A position paper by the AEU Tasmanian Branch noted in 2000 that teacher aides were increasingly replacing teacher librarians, with one third of schools surveyed not having professional TLs. (“Leading the way: The changing role of the teacher librarian”). The ASLRP survey now places this at almost 50%.

While the ASLRP survey shows Victoria employs TLs in 65% of its schools, figures for Melbourne metropolitan primary schools may be even lower.   Reynolds and Carroll in 2001 found  that only 13% of primary schools had teacher librarians. (“Where have all the teacher librarians gone?” Access May 2001)

In South Australia in 2002, apart from those very small schools with no teacher librarian entitlement, a third of school libraries around the state were understaffed and/or staffed with unqualified personnel (Spence, “Survey highlights major problems with library staffing”, AEU Journal, 4 December 2002).

As Michelle Lonsdale stated in 2003, the “devolution of financial management to schools means that funding for school libraries relies on the resource allocation priorities established by the school community, which might or might not place a high priority on the need for a well-staffed library system.”  (Impact of school libraries on student achievement, ACER). There is pressure in all state departments of education for this devolution, flexibility and choice in school staffing. Teacher librarians, where they have existed, are often being “cashed in” for classroom or other specialist teachers, or pushed increasingly into the classroom themselves.

In 1988, the Australian Library Summit deplored the lack of statistics relating to school library services. There is still no systematically collected national data.

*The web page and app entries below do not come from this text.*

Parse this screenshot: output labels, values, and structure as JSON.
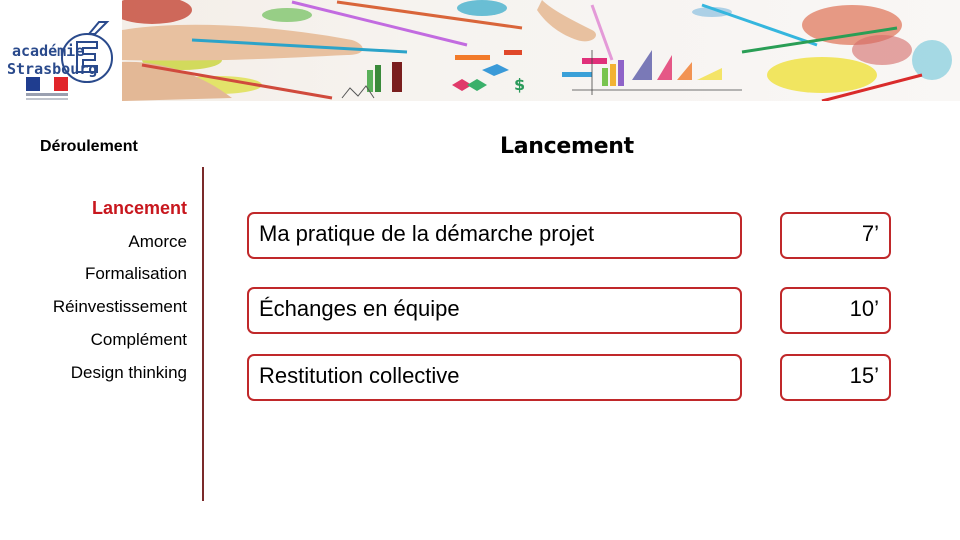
{
  "logo": {
    "line1": "académie",
    "line2": "Strasbourg",
    "emblem": "accent-e-icon",
    "flag_colors": [
      "#1f3d8f",
      "#ffffff",
      "#e1252a"
    ]
  },
  "banner": {
    "description": "hands-with-colored-pencils-drawing-charts-and-paint-splashes"
  },
  "sidebar": {
    "heading": "Déroulement",
    "accent_color": "#c8171e",
    "items": [
      {
        "label": "Lancement",
        "active": true
      },
      {
        "label": "Amorce",
        "active": false
      },
      {
        "label": "Formalisation",
        "active": false
      },
      {
        "label": "Réinvestissement",
        "active": false
      },
      {
        "label": "Complément",
        "active": false
      },
      {
        "label": "Design thinking",
        "active": false
      }
    ]
  },
  "main": {
    "title": "Lancement",
    "border_color": "#c0282a",
    "steps": [
      {
        "label": "Ma pratique de la démarche projet",
        "duration": "7’"
      },
      {
        "label": "Échanges en équipe",
        "duration": "10’"
      },
      {
        "label": "Restitution collective",
        "duration": "15’"
      }
    ]
  }
}
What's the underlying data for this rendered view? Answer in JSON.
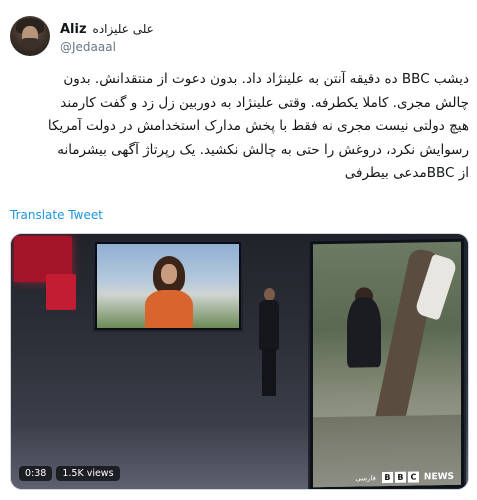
{
  "author": {
    "name": "Aliz",
    "name_fa": "علی علیزاده",
    "handle": "@Jedaaal"
  },
  "tweet": {
    "lines": [
      "دیشب BBC ده دقیقه آنتن به علینژاد داد. بدون دعوت از منتقدانش. بدون",
      "چالش مجری. کاملا یکطرفه. وقتی علینژاد به دوربین زل زد و گفت کارمند",
      "هیچ دولتی نیست مجری نه فقط با پخش مدارک استخدامش در دولت آمریکا",
      "رسوایش نکرد، دروغش را حتی به چالش نکشید. یک رپرتاژ آگهی بیشرمانه",
      "از BBCمدعی بیطرفی"
    ],
    "translate_label": "Translate Tweet"
  },
  "media": {
    "duration": "0:38",
    "views": "1.5K views",
    "channel_logo": {
      "blocks": [
        "B",
        "B",
        "C"
      ],
      "label": "NEWS",
      "lang": "فارسی"
    }
  }
}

ALIA and ASLA together with ECU have given us the beginning of those statistics to work with. The ASLRP has provided a complex set of results, with many variables yet to be analysed, but little in it paints a good picture of the state of school libraries in this country, especially government schools.

Anne Hazell stated in 1988, after the initial regression of the 1980s in school library staffing, that unless (TLs) … act as advocates for their chosen profession, it is unlikely that the profession will survive into the 21st century.”   We are well and truly on that edge.

So, here is a preview of The Hub’s conference paper, Getting the Word Out.

A match made in heaven

24 01 2008

Hubbers are pleased to see recent efforts begun by ASLA/ALIA to build an alliance with the Australian Society of Authors (ASA)  in lobbying the new federal government  for recognition of the need for quality school libraries in Australia.   Click here to read a letter to the PM from ASLA/ALIA, as well as a letter of support from the ASA (thanks to author Libby Gleeson for the original suggestion of ASA support!).

ASLA advocacy

14 12 2007

It’s great to see the updates starting to appear on the ASLA website!   Click here to find out what they are saying to our politicians. 

End of year is a crazy time.  It’s good to see through our blog stats that people are still finding time to visit us here between stocktake, chasing up outstanding resources, and organising fair and equitable distribution of televisions and DVD players for all those educational end-of-year movie sessions. Rest assured, The Hub will not be taking holidays over the summer break.

Once the school year is over, please send in more stories.  How is your budget for 2008?  Did anyone’s budget go up?  How about staffing?  So far we have only heard of budgets and staffing being reduced, again.  More Boo! Hiss!  awards for principals are underway,  but I’m a bit short on nominations for Champion principals. Surely there are a few out there?